What you give back must match the data below character for character.

**** DATA FOR ANALYSIS

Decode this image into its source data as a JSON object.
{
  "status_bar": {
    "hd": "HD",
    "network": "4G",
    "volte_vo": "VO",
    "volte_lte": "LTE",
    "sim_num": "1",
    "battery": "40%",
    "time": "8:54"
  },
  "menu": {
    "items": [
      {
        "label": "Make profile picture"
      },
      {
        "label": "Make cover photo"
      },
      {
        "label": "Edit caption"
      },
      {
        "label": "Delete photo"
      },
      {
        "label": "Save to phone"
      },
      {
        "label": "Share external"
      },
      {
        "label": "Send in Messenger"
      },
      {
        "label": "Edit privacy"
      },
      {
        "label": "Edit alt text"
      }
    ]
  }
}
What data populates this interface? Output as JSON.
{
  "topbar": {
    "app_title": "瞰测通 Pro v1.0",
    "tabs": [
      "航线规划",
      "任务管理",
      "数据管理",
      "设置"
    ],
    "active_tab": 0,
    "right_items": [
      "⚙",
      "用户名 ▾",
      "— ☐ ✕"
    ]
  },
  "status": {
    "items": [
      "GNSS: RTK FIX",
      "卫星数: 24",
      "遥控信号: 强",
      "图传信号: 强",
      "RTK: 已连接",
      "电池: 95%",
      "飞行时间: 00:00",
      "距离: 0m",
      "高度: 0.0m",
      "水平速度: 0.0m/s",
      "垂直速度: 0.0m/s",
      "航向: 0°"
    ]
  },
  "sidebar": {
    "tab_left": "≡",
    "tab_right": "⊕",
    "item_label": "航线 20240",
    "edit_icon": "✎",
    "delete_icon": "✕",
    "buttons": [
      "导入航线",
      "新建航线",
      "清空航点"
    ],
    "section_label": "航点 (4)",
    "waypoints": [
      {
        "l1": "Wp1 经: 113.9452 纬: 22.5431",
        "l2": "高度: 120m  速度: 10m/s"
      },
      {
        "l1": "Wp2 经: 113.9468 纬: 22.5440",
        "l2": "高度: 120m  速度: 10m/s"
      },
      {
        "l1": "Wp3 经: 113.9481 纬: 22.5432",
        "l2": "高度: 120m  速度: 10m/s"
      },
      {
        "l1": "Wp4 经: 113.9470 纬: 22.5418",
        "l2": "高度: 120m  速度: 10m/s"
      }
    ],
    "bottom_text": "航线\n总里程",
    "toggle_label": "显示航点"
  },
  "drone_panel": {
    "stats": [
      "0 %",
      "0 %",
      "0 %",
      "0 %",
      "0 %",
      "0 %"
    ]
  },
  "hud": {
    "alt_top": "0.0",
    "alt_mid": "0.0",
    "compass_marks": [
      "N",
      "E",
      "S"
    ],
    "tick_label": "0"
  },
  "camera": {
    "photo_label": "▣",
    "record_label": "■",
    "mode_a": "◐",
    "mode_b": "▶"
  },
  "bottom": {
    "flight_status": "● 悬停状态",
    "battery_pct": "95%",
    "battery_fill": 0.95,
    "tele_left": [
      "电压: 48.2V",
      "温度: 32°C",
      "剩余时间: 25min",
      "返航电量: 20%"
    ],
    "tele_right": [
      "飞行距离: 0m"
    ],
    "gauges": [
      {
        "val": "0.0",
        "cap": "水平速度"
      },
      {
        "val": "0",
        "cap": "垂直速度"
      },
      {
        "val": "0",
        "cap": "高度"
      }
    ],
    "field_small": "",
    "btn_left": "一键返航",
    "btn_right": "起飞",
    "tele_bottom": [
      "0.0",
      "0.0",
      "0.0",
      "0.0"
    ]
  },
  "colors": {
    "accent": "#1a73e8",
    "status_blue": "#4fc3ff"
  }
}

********

REPLY TO THE EXERCISE:
Decode this image into its source data as a JSON object.
{
  "status_bar": {
    "hd": "HD",
    "network": "4G",
    "volte_vo": "VO",
    "volte_lte": "LTE",
    "sim_num": "1",
    "battery": "40%",
    "time": "8:54"
  },
  "menu": {
    "items": [
      {
        "label": "Make profile picture"
      },
      {
        "label": "Make cover photo"
      },
      {
        "label": "Edit caption"
      },
      {
        "label": "Delete photo"
      },
      {
        "label": "Save to phone"
      },
      {
        "label": "Share external"
      },
      {
        "label": "Send in Messenger"
      },
      {
        "label": "Edit privacy"
      },
      {
        "label": "Edit alt text"
      }
    ]
  }
}
What data populates this interface? Output as JSON.
{
  "topbar": {
    "app_title": "瞰测通 Pro v1.0",
    "tabs": [
      "航线规划",
      "任务管理",
      "数据管理",
      "设置"
    ],
    "active_tab": 0,
    "right_items": [
      "⚙",
      "用户名 ▾",
      "— ☐ ✕"
    ]
  },
  "status": {
    "items": [
      "GNSS: RTK FIX",
      "卫星数: 24",
      "遥控信号: 强",
      "图传信号: 强",
      "RTK: 已连接",
      "电池: 95%",
      "飞行时间: 00:00",
      "距离: 0m",
      "高度: 0.0m",
      "水平速度: 0.0m/s",
      "垂直速度: 0.0m/s",
      "航向: 0°"
    ]
  },
  "sidebar": {
    "tab_left": "≡",
    "tab_right": "⊕",
    "item_label": "航线 20240",
    "edit_icon": "✎",
    "delete_icon": "✕",
    "buttons": [
      "导入航线",
      "新建航线",
      "清空航点"
    ],
    "section_label": "航点 (4)",
    "waypoints": [
      {
        "l1": "Wp1 经: 113.9452 纬: 22.5431",
        "l2": "高度: 120m  速度: 10m/s"
      },
      {
        "l1": "Wp2 经: 113.9468 纬: 22.5440",
        "l2": "高度: 120m  速度: 10m/s"
      },
      {
        "l1": "Wp3 经: 113.9481 纬: 22.5432",
        "l2": "高度: 120m  速度: 10m/s"
      },
      {
        "l1": "Wp4 经: 113.9470 纬: 22.5418",
        "l2": "高度: 120m  速度: 10m/s"
      }
    ],
    "bottom_text": "航线\n总里程",
    "toggle_label": "显示航点"
  },
  "drone_panel": {
    "stats": [
      "0 %",
      "0 %",
      "0 %",
      "0 %",
      "0 %",
      "0 %"
    ]
  },
  "hud": {
    "alt_top": "0.0",
    "alt_mid": "0.0",
    "compass_marks": [
      "N",
      "E",
      "S"
    ],
    "tick_label": "0"
  },
  "camera": {
    "photo_label": "▣",
    "record_label": "■",
    "mode_a": "◐",
    "mode_b": "▶"
  },
  "bottom": {
    "flight_status": "● 悬停状态",
    "battery_pct": "95%",
    "battery_fill": 0.95,
    "tele_left": [
      "电压: 48.2V",
      "温度: 32°C",
      "剩余时间: 25min",
      "返航电量: 20%"
    ],
    "tele_right": [
      "飞行距离: 0m"
    ],
    "gauges": [
      {
        "val": "0.0",
        "cap": "水平速度"
      },
      {
        "val": "0",
        "cap": "垂直速度"
      },
      {
        "val": "0",
        "cap": "高度"
      }
    ],
    "field_small": "",
    "btn_left": "一键返航",
    "btn_right": "起飞",
    "tele_bottom": [
      "0.0",
      "0.0",
      "0.0",
      "0.0"
    ]
  },
  "colors": {
    "accent": "#1a73e8",
    "status_blue": "#4fc3ff"
  }
}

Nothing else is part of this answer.